Real estate, digital economy key drivers; PLI a catalyst, too
The chatter on capex is getting louder with meaningful spends expected over the next four to six quarters. CRISIL estimates investments in industry could rise 30% in FY22-24, driven by a booster shot from the PLI (production-linked incentive) scheme. PLI, across 13 sectors, could potentially generate capex worth Rs 2.2 lakh crore over 3-4 years, CRISIL believes. Indeed, even though capacity utilisation is sub-70%, there are a host of factors that have set the stage for some meaningful capex.
Foremost among these is the sharp and somewhat unexpected upturn in residential real estate. Thanks to lifestyle changes, stagnant asset prices and low interest rates, demand for homes has seen an unprecedented rise post the second wave, leaving inventories in several markets depleted. An analysis by Jefferies reveals that post a prolonged downcycle between 2012/13 and 2020/2021 is seeing an upcycle with visible uptick in volumes and pricing. An uptrend in real estate—with its multiple linkages—could see makers of a range of products relook expansion plans. The second big factor that will kickstart capex is the rise of the digital economy.
The e-commerce and start-up sectors—funded by foreign capital—are providing employment in large numbers, to both white- and -blue collar workers. This is creating purchasing power and will boost consumer demand which has somewhat subdued for a couple of years now. The IT sector continues to hire in big numbers. Indeed, the big rush for new cars is evidence of purchasing power.

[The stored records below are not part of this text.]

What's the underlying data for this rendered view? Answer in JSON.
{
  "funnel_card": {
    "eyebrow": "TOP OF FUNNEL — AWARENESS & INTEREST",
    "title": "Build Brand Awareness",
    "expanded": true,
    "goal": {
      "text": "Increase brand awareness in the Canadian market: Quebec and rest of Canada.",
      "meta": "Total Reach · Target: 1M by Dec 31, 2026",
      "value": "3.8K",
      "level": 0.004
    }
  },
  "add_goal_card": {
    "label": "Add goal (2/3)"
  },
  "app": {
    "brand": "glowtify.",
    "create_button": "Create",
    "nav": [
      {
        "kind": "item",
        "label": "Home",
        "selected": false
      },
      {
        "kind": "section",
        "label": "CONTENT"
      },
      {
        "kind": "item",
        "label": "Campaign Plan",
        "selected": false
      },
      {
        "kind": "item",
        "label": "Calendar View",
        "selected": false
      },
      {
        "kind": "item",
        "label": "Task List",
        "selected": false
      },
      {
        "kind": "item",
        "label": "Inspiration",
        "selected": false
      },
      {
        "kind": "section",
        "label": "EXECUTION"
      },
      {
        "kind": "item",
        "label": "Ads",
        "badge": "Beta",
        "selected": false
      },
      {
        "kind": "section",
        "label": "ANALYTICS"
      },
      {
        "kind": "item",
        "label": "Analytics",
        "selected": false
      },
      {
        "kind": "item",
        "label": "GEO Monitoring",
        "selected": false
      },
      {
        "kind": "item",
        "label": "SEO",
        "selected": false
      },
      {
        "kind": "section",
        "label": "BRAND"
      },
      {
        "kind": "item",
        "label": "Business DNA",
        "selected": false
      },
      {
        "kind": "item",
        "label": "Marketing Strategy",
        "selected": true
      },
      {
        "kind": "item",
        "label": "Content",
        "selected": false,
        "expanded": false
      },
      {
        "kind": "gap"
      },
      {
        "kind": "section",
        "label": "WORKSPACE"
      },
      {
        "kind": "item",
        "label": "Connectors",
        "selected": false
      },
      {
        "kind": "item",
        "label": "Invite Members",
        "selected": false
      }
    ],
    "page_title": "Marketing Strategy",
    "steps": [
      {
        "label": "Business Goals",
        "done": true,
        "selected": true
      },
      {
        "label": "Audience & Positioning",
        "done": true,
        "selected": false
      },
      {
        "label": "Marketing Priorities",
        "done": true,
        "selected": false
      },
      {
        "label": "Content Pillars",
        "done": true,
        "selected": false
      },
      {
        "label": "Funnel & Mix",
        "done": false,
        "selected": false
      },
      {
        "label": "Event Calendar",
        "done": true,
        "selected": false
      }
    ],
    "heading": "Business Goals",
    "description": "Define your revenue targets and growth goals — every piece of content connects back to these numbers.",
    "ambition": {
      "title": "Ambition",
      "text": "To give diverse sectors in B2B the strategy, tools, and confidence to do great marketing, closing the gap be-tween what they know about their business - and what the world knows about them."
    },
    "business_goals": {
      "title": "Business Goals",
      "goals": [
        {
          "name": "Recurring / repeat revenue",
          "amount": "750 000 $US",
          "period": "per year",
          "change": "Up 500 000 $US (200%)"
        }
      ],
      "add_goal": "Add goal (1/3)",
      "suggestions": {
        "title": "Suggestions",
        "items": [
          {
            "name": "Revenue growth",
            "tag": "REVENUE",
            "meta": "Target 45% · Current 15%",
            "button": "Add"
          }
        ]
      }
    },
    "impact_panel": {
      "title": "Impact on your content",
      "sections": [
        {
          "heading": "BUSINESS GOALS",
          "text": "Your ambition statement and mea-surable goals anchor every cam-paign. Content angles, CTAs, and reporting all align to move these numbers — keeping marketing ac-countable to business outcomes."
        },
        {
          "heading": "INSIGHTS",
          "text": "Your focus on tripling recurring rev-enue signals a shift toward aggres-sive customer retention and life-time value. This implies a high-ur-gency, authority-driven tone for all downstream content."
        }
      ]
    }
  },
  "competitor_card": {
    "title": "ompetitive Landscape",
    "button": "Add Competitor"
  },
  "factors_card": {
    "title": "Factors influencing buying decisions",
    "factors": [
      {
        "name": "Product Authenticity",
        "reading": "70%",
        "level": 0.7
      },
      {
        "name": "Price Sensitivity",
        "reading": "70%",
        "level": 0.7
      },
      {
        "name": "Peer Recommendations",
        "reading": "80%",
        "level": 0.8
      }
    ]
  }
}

To be sure, companies may wait for better visibility on demand. But many have got going. Several steel-makers, for instance, have announced expansion plans; makers of capital goods have also seen orders for electric, environment-protection and energy conservation equipment. The fact is companies are in better shape than they have been in years. Cash-flows improved in FY21 with net profits for a sample of nearly 2,000 companies surging 50%. Going by the speedy recovery, they might do almost as well in the current year. Moreover, they are far less leveraged than they were even a year ago.
According to Credit Suisse, the share of debt with an interest cover of less than one fell to around 32% (excluding auto) for the past four quarters, the best reading in last seven years. Moreover, banks are holding up well, with less-than-expected damage to their balance-sheets from the pandemic. They will, of course, be a lot more cautious this time around, especially while lending to long-gestation infra projects and more so if the promoters are not able to bring in adequate capital.
For their part, mid-sized business groups—some of whom burnt their fingers the last time—will probably be handicapped by lack of equity capital for a few more years. As such, it is the larger business groups, like the Tatas and Birlas, that are expected to lead the way with brownfield expansions. Rising interest rates should not deter promoters from borrowing because the returns on investment are likely to be good, thanks to better infrastructure facilities.